● TASK PROMPT: What follows is a listing. Write it all out exactly.

● GIVEN ENTRIES:
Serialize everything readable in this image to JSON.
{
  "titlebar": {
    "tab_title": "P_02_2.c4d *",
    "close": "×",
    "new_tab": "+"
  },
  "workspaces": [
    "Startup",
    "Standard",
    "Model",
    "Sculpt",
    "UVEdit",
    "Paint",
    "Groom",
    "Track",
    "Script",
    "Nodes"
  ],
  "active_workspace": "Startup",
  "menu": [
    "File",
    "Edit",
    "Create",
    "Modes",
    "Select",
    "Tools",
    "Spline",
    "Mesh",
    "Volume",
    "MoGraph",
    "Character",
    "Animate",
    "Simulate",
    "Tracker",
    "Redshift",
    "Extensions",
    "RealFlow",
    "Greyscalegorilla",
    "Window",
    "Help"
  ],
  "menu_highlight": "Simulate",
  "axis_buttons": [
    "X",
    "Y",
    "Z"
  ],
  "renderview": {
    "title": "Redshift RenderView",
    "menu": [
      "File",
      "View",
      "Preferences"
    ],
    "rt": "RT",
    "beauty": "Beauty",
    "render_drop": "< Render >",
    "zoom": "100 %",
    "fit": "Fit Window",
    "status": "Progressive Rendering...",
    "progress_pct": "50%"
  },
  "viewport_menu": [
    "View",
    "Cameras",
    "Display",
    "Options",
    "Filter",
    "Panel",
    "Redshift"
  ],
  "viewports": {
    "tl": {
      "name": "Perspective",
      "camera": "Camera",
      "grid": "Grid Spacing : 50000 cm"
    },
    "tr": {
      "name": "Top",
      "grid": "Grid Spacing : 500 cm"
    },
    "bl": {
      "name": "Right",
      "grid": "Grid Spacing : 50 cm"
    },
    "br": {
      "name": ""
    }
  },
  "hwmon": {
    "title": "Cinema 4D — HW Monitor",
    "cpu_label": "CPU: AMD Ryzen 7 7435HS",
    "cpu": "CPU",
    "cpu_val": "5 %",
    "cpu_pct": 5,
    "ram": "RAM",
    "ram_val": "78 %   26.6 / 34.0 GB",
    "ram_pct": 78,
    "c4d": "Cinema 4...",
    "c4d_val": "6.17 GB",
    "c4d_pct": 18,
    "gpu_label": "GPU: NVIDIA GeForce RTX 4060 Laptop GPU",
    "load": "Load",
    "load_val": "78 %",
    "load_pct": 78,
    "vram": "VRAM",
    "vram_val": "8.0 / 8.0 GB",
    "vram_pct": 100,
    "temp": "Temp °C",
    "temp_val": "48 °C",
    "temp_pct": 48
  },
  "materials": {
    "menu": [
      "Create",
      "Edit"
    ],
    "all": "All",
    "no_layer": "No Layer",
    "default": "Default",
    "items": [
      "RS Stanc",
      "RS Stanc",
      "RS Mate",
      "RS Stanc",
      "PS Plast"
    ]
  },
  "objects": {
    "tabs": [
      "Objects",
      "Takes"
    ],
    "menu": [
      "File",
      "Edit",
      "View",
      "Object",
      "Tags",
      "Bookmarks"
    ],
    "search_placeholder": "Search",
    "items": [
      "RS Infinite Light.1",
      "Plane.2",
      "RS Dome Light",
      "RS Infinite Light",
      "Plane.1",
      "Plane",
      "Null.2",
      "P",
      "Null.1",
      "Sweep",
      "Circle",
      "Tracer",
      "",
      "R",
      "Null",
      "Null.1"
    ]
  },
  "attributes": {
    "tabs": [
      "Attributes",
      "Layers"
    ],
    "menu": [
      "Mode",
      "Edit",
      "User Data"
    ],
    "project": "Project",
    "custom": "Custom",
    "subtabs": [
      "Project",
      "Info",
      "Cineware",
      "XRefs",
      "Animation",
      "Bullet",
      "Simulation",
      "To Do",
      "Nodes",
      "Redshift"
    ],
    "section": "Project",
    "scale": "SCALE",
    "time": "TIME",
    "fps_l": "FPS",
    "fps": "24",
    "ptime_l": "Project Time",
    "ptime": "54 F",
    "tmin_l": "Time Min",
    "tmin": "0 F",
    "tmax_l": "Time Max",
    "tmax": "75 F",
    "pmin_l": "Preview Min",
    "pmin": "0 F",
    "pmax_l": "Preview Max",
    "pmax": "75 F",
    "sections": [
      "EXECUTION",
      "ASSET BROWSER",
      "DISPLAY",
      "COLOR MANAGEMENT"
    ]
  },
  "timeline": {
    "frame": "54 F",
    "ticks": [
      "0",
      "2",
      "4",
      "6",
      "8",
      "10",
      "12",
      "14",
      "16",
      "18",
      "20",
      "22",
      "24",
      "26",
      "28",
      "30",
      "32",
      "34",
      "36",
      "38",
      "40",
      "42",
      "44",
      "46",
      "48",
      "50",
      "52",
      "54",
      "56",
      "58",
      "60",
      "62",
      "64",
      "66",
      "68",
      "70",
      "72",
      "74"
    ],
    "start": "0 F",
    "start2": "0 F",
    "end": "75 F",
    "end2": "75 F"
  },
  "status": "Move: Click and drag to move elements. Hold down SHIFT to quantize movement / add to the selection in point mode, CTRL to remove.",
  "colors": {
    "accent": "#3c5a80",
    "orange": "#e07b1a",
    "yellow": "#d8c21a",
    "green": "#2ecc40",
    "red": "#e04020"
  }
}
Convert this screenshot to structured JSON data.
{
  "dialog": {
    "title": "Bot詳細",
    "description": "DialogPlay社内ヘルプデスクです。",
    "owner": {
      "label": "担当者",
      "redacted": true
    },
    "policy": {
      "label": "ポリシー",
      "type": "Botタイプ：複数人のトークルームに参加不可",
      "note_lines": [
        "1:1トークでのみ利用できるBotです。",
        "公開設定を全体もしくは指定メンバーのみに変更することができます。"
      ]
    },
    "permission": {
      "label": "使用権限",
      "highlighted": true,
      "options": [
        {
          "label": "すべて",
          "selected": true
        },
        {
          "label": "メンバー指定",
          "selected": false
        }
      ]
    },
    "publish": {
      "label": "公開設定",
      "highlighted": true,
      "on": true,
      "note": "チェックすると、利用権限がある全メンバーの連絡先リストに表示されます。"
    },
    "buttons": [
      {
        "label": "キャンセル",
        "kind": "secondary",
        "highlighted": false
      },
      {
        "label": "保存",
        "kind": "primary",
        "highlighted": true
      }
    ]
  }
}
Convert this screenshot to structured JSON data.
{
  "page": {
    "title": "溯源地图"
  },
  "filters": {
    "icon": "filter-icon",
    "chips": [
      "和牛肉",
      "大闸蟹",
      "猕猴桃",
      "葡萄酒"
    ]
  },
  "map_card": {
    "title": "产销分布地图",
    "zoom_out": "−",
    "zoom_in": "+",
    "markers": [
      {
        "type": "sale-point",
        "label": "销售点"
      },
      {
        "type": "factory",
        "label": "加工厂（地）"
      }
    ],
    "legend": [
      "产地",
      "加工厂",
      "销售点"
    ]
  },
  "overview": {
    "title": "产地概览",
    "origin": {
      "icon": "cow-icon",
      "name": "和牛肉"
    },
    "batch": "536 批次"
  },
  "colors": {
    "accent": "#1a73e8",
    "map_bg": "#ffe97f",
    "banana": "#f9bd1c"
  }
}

● WRITTEN RESPONSE:
Serialize everything readable in this image to JSON.
{
  "titlebar": {
    "tab_title": "P_02_2.c4d *",
    "close": "×",
    "new_tab": "+"
  },
  "workspaces": [
    "Startup",
    "Standard",
    "Model",
    "Sculpt",
    "UVEdit",
    "Paint",
    "Groom",
    "Track",
    "Script",
    "Nodes"
  ],
  "active_workspace": "Startup",
  "menu": [
    "File",
    "Edit",
    "Create",
    "Modes",
    "Select",
    "Tools",
    "Spline",
    "Mesh",
    "Volume",
    "MoGraph",
    "Character",
    "Animate",
    "Simulate",
    "Tracker",
    "Redshift",
    "Extensions",
    "RealFlow",
    "Greyscalegorilla",
    "Window",
    "Help"
  ],
  "menu_highlight": "Simulate",
  "axis_buttons": [
    "X",
    "Y",
    "Z"
  ],
  "renderview": {
    "title": "Redshift RenderView",
    "menu": [
      "File",
      "View",
      "Preferences"
    ],
    "rt": "RT",
    "beauty": "Beauty",
    "render_drop": "< Render >",
    "zoom": "100 %",
    "fit": "Fit Window",
    "status": "Progressive Rendering...",
    "progress_pct": "50%"
  },
  "viewport_menu": [
    "View",
    "Cameras",
    "Display",
    "Options",
    "Filter",
    "Panel",
    "Redshift"
  ],
  "viewports": {
    "tl": {
      "name": "Perspective",
      "camera": "Camera",
      "grid": "Grid Spacing : 50000 cm"
    },
    "tr": {
      "name": "Top",
      "grid": "Grid Spacing : 500 cm"
    },
    "bl": {
      "name": "Right",
      "grid": "Grid Spacing : 50 cm"
    },
    "br": {
      "name": ""
    }
  },
  "hwmon": {
    "title": "Cinema 4D — HW Monitor",
    "cpu_label": "CPU: AMD Ryzen 7 7435HS",
    "cpu": "CPU",
    "cpu_val": "5 %",
    "cpu_pct": 5,
    "ram": "RAM",
    "ram_val": "78 %   26.6 / 34.0 GB",
    "ram_pct": 78,
    "c4d": "Cinema 4...",
    "c4d_val": "6.17 GB",
    "c4d_pct": 18,
    "gpu_label": "GPU: NVIDIA GeForce RTX 4060 Laptop GPU",
    "load": "Load",
    "load_val": "78 %",
    "load_pct": 78,
    "vram": "VRAM",
    "vram_val": "8.0 / 8.0 GB",
    "vram_pct": 100,
    "temp": "Temp °C",
    "temp_val": "48 °C",
    "temp_pct": 48
  },
  "materials": {
    "menu": [
      "Create",
      "Edit"
    ],
    "all": "All",
    "no_layer": "No Layer",
    "default": "Default",
    "items": [
      "RS Stanc",
      "RS Stanc",
      "RS Mate",
      "RS Stanc",
      "PS Plast"
    ]
  },
  "objects": {
    "tabs": [
      "Objects",
      "Takes"
    ],
    "menu": [
      "File",
      "Edit",
      "View",
      "Object",
      "Tags",
      "Bookmarks"
    ],
    "search_placeholder": "Search",
    "items": [
      "RS Infinite Light.1",
      "Plane.2",
      "RS Dome Light",
      "RS Infinite Light",
      "Plane.1",
      "Plane",
      "Null.2",
      "P",
      "Null.1",
      "Sweep",
      "Circle",
      "Tracer",
      "",
      "R",
      "Null",
      "Null.1"
    ]
  },
  "attributes": {
    "tabs": [
      "Attributes",
      "Layers"
    ],
    "menu": [
      "Mode",
      "Edit",
      "User Data"
    ],
    "project": "Project",
    "custom": "Custom",
    "subtabs": [
      "Project",
      "Info",
      "Cineware",
      "XRefs",
      "Animation",
      "Bullet",
      "Simulation",
      "To Do",
      "Nodes",
      "Redshift"
    ],
    "section": "Project",
    "scale": "SCALE",
    "time": "TIME",
    "fps_l": "FPS",
    "fps": "24",
    "ptime_l": "Project Time",
    "ptime": "54 F",
    "tmin_l": "Time Min",
    "tmin": "0 F",
    "tmax_l": "Time Max",
    "tmax": "75 F",
    "pmin_l": "Preview Min",
    "pmin": "0 F",
    "pmax_l": "Preview Max",
    "pmax": "75 F",
    "sections": [
      "EXECUTION",
      "ASSET BROWSER",
      "DISPLAY",
      "COLOR MANAGEMENT"
    ]
  },
  "timeline": {
    "frame": "54 F",
    "ticks": [
      "0",
      "2",
      "4",
      "6",
      "8",
      "10",
      "12",
      "14",
      "16",
      "18",
      "20",
      "22",
      "24",
      "26",
      "28",
      "30",
      "32",
      "34",
      "36",
      "38",
      "40",
      "42",
      "44",
      "46",
      "48",
      "50",
      "52",
      "54",
      "56",
      "58",
      "60",
      "62",
      "64",
      "66",
      "68",
      "70",
      "72",
      "74"
    ],
    "start": "0 F",
    "start2": "0 F",
    "end": "75 F",
    "end2": "75 F"
  },
  "status": "Move: Click and drag to move elements. Hold down SHIFT to quantize movement / add to the selection in point mode, CTRL to remove.",
  "colors": {
    "accent": "#3c5a80",
    "orange": "#e07b1a",
    "yellow": "#d8c21a",
    "green": "#2ecc40",
    "red": "#e04020"
  }
}
Convert this screenshot to structured JSON data.
{
  "dialog": {
    "title": "Bot詳細",
    "description": "DialogPlay社内ヘルプデスクです。",
    "owner": {
      "label": "担当者",
      "redacted": true
    },
    "policy": {
      "label": "ポリシー",
      "type": "Botタイプ：複数人のトークルームに参加不可",
      "note_lines": [
        "1:1トークでのみ利用できるBotです。",
        "公開設定を全体もしくは指定メンバーのみに変更することができます。"
      ]
    },
    "permission": {
      "label": "使用権限",
      "highlighted": true,
      "options": [
        {
          "label": "すべて",
          "selected": true
        },
        {
          "label": "メンバー指定",
          "selected": false
        }
      ]
    },
    "publish": {
      "label": "公開設定",
      "highlighted": true,
      "on": true,
      "note": "チェックすると、利用権限がある全メンバーの連絡先リストに表示されます。"
    },
    "buttons": [
      {
        "label": "キャンセル",
        "kind": "secondary",
        "highlighted": false
      },
      {
        "label": "保存",
        "kind": "primary",
        "highlighted": true
      }
    ]
  }
}
Convert this screenshot to structured JSON data.
{
  "page": {
    "title": "溯源地图"
  },
  "filters": {
    "icon": "filter-icon",
    "chips": [
      "和牛肉",
      "大闸蟹",
      "猕猴桃",
      "葡萄酒"
    ]
  },
  "map_card": {
    "title": "产销分布地图",
    "zoom_out": "−",
    "zoom_in": "+",
    "markers": [
      {
        "type": "sale-point",
        "label": "销售点"
      },
      {
        "type": "factory",
        "label": "加工厂（地）"
      }
    ],
    "legend": [
      "产地",
      "加工厂",
      "销售点"
    ]
  },
  "overview": {
    "title": "产地概览",
    "origin": {
      "icon": "cow-icon",
      "name": "和牛肉"
    },
    "batch": "536 批次"
  },
  "colors": {
    "accent": "#1a73e8",
    "map_bg": "#ffe97f",
    "banana": "#f9bd1c"
  }
}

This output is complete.